Task details: When a line in the listing below contains the word "Reload", return a copy of that line.

Supplied entries:
┄┄┄┄┄┄

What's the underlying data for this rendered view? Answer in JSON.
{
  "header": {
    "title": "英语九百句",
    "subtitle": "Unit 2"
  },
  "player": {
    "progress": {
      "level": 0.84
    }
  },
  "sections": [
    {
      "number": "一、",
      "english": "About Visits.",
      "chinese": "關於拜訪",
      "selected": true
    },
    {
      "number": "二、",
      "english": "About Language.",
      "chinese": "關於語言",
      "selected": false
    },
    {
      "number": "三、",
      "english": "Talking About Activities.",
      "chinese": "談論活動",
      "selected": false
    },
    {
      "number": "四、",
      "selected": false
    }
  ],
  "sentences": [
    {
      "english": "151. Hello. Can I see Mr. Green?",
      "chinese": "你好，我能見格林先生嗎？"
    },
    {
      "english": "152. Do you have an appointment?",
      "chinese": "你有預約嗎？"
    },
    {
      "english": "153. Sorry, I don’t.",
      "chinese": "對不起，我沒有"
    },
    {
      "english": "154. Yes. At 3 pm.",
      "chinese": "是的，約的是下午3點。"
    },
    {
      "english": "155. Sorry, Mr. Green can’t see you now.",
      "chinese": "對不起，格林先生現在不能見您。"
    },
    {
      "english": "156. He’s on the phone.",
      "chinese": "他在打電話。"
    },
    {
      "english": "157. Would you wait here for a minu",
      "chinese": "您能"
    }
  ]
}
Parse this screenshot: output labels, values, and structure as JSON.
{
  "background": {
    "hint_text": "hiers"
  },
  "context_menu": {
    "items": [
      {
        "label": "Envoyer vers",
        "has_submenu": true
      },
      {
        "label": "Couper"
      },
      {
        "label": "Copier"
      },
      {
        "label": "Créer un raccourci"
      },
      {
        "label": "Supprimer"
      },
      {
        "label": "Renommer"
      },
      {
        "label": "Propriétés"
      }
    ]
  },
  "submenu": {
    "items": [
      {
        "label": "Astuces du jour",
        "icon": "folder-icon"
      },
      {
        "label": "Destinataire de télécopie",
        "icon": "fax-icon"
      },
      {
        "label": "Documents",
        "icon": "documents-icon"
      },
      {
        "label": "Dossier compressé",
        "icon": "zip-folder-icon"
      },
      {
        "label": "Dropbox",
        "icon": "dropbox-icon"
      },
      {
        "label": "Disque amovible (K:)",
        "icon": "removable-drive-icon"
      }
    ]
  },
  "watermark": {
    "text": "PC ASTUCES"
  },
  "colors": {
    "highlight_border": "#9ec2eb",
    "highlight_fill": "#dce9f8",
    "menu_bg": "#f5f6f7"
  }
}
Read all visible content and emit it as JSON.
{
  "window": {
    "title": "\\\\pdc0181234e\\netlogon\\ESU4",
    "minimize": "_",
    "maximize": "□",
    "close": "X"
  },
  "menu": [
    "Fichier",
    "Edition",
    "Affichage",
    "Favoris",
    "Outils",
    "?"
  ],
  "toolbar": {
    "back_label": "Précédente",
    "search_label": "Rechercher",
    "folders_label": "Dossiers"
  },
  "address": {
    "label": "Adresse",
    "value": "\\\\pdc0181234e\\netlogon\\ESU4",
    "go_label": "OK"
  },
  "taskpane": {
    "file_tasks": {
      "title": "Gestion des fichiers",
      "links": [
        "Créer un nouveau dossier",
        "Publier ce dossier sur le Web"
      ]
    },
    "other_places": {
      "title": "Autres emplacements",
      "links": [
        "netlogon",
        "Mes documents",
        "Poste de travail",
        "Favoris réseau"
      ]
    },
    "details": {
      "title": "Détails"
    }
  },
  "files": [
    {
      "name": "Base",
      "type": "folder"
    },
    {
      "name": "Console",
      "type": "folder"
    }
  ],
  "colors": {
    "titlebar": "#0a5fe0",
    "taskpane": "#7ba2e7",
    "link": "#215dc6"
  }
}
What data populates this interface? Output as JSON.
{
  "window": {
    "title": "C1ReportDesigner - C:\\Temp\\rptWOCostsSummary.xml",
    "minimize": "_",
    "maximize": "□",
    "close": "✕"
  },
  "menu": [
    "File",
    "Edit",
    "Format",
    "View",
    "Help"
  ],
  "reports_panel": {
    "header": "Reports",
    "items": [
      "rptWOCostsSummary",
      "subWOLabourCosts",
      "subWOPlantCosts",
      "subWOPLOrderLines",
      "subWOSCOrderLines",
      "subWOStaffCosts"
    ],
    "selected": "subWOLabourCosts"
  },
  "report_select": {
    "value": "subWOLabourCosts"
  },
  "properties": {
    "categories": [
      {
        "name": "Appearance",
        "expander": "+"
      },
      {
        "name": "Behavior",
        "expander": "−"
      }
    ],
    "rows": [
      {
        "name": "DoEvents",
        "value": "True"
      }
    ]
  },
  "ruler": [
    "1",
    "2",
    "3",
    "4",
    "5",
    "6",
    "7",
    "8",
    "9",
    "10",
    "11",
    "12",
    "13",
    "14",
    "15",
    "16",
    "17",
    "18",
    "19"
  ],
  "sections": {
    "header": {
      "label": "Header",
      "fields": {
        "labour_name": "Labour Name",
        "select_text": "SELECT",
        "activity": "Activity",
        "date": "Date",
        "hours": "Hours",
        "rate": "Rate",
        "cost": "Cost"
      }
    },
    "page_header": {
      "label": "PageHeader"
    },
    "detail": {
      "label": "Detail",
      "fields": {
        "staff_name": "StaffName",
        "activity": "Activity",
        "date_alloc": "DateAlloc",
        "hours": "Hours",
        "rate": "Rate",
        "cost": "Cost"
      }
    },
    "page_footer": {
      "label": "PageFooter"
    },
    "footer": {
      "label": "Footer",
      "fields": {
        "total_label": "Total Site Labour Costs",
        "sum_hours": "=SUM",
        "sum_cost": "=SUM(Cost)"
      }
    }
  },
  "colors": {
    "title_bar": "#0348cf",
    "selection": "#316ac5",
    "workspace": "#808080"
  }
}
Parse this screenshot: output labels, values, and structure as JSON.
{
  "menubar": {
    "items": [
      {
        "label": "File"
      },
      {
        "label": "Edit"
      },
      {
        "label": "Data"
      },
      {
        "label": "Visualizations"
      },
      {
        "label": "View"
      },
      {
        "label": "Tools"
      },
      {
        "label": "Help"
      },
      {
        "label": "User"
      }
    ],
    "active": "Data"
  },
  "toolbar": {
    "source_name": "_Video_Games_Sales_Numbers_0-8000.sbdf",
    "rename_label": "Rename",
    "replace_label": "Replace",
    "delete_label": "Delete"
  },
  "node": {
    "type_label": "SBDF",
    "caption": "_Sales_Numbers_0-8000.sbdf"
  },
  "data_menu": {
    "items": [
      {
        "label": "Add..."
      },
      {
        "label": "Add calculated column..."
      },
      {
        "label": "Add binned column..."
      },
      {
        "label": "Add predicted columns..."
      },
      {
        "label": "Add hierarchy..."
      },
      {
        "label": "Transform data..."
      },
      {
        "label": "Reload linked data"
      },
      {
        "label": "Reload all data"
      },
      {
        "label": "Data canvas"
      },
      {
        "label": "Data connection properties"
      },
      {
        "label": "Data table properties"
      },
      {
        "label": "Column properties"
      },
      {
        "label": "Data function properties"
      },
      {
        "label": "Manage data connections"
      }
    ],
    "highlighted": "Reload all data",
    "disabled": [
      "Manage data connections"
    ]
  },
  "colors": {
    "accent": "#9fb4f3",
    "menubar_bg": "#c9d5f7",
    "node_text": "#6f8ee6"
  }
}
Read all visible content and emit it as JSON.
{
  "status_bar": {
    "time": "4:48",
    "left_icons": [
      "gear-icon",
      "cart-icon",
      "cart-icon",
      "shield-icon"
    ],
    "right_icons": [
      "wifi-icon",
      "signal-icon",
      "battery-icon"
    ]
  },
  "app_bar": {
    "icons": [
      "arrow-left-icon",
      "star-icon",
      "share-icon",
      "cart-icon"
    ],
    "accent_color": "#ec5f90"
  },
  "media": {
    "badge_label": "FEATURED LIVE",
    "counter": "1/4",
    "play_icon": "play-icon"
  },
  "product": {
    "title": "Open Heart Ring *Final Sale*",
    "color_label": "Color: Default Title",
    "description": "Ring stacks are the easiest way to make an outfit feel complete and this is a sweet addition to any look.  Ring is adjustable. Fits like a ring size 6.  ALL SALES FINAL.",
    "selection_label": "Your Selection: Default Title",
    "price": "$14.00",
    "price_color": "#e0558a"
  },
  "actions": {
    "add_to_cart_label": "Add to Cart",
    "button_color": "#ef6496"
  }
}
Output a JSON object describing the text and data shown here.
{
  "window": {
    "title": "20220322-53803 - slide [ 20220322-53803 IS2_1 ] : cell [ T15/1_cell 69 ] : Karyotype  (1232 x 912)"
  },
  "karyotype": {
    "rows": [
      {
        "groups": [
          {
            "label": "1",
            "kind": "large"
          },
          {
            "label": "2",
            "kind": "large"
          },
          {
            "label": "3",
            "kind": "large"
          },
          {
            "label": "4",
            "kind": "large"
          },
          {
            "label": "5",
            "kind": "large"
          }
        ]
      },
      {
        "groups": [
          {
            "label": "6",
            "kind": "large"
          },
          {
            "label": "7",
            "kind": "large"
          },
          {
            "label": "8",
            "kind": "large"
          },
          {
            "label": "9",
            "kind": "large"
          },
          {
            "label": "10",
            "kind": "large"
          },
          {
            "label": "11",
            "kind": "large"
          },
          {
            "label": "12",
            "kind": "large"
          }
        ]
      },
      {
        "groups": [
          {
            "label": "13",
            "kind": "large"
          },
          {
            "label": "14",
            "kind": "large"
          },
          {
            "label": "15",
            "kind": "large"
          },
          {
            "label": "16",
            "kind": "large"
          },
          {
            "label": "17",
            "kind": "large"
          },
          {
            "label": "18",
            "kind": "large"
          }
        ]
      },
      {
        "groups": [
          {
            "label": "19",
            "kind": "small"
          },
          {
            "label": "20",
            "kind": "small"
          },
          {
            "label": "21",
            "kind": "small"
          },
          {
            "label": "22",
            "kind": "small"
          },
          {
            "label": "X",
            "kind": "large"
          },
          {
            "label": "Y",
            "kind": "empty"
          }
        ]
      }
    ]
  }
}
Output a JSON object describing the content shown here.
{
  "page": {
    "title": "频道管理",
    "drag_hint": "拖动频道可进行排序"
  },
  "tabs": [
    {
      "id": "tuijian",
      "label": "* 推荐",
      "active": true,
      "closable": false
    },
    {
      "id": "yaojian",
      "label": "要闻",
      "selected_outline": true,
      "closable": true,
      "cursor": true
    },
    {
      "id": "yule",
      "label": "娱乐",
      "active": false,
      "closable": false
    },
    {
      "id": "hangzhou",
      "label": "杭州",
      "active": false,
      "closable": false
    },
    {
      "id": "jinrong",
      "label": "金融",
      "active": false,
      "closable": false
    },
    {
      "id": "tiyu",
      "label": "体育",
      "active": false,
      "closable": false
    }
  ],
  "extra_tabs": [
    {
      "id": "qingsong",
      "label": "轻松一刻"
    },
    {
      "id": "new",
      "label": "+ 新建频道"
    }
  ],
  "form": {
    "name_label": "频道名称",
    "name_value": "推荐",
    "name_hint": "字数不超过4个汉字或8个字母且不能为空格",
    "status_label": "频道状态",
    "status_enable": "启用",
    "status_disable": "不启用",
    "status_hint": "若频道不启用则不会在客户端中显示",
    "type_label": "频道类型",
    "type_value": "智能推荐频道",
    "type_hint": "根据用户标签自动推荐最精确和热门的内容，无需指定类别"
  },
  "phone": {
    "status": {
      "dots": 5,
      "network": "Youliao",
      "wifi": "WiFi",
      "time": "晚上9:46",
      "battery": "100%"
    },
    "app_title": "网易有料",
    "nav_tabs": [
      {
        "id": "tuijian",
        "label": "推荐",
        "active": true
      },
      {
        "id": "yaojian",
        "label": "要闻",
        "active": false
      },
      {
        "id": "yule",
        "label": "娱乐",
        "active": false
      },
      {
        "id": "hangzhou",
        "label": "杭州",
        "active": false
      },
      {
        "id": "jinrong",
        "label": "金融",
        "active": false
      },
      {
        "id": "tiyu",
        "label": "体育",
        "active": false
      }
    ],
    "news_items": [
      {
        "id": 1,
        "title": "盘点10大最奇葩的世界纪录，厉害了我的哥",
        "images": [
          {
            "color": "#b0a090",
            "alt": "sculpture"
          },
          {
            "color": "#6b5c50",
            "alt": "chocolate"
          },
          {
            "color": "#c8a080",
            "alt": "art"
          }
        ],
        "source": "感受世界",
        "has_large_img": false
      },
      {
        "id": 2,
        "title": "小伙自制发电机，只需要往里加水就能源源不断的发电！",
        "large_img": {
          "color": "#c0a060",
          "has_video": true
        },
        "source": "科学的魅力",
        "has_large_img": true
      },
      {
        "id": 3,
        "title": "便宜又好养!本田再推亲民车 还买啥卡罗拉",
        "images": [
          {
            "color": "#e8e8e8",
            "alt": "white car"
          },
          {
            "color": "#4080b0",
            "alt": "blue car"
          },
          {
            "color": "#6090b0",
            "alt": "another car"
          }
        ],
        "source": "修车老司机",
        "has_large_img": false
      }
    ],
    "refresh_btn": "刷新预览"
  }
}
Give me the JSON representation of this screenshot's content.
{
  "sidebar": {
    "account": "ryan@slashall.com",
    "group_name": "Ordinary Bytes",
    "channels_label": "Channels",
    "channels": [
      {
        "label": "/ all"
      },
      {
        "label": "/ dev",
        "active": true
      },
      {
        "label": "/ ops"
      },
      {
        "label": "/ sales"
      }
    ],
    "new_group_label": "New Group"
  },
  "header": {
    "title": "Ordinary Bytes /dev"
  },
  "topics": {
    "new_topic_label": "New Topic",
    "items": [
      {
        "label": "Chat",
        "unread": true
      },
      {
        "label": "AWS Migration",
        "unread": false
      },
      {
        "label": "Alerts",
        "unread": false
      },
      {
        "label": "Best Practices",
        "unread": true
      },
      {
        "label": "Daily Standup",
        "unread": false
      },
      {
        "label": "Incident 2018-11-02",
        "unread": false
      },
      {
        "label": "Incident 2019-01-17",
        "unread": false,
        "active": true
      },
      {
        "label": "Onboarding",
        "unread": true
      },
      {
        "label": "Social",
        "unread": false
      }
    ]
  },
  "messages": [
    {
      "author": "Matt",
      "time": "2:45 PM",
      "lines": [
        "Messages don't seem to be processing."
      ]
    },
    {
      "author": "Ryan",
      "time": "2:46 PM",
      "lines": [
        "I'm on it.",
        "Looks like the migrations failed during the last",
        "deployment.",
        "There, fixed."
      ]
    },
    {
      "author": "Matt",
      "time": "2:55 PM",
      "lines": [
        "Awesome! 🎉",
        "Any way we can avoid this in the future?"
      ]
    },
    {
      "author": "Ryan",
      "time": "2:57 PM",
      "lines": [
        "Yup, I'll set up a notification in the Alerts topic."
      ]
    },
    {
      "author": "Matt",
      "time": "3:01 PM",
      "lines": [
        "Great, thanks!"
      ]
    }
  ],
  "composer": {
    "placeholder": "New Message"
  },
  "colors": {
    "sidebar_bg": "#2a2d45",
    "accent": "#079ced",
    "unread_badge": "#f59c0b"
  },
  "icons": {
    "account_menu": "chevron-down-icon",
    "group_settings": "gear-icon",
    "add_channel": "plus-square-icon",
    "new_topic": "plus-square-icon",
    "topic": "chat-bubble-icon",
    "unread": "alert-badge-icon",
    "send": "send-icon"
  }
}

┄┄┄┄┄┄

Exercise response:
        "label": "Reload linked data"
        "label": "Reload all data"
    "highlighted": "Reload all data",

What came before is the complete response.